The CMA has also said consumers should get better information about the costs and benefits of taking out protection on their no-claims bonus.
It has also recommended that the Financial Conduct Authority (FCA) looks into how insurers tell customers about other products sold as add-ons to car insurance policies.
The competition watchdog said that limited provision of information over add-on products makes it hard for consumers to compare the costs and benefits, with the sale of no-claims bonus protection “giving rise to particular concerns”.
As part of its investigation, the CMA looked at the possibility of capping the cost of a courtesy car following an accident, after finding there was often little incentive to keep this cost down due to a divide between who organises the courtesy car and who pays for it.
But it said that, “reluctantly”, it could not see a way of addressing the problem fully.
Alasdair Smith, chairman of the private motor insurance investigation group and CMA deputy panel chairman, said: “There are over 25 million privately registered cars in the UK and we think these changes will benefit motorists currently paying higher premiums as a result of the problems we’ve found.
“There need to be improvements to the way price comparison websites operate.
“They certainly help motorists look for the best deal, and this in turn has led insurers to compete more intensely, but we want to see an end to clauses which restrict an insurer’s ability to price its products differently on different online channels.”

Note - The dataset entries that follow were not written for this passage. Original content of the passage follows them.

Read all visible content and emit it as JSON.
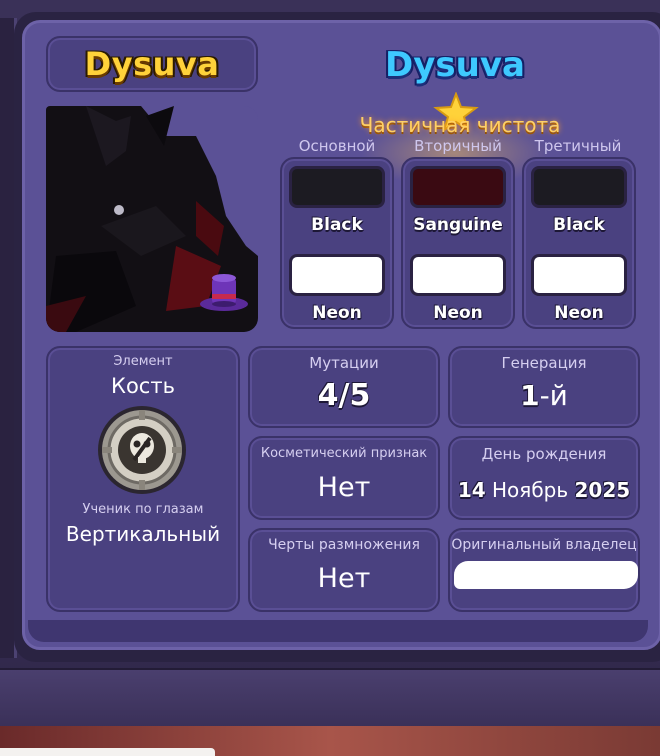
{
  "pet": {
    "name_left": "Dysuva",
    "name_right": "Dysuva",
    "purity_label": "Частичная чистота"
  },
  "colors": {
    "columns": [
      {
        "label": "Основной",
        "top_swatch": "#1c1b22",
        "top_name": "Black",
        "bottom_name": "Neon"
      },
      {
        "label": "Вторичный",
        "top_swatch": "#3a0a12",
        "top_name": "Sanguine",
        "bottom_name": "Neon"
      },
      {
        "label": "Третичный",
        "top_swatch": "#1c1b22",
        "top_name": "Black",
        "bottom_name": "Neon"
      }
    ]
  },
  "element": {
    "label": "Элемент",
    "value": "Кость",
    "icon": "bone-element-gear-icon",
    "eye_label": "Ученик по глазам",
    "eye_value": "Вертикальный"
  },
  "stats": {
    "mutations": {
      "label": "Мутации",
      "value": "4/5"
    },
    "generation": {
      "label": "Генерация",
      "value_num": "1",
      "value_suffix": "-й"
    },
    "cosmetic": {
      "label": "Косметический признак",
      "value": "Нет"
    },
    "birthday": {
      "label": "День рождения",
      "day": "14",
      "month": "Ноябрь",
      "year": "2025"
    },
    "breeding": {
      "label": "Черты размножения",
      "value": "Нет"
    },
    "owner": {
      "label": "Оригинальный владелец"
    }
  },
  "theme": {
    "panel": "#5b5196",
    "tile": "#4a4180",
    "name_left_color": "#ffd23a",
    "name_right_color": "#3ec9ff"
  }
}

But the Association of British Insurers (ABI) said it was “bad news for consumers” and claimed the watchdog had “ducked” the issue of replacement vehicles.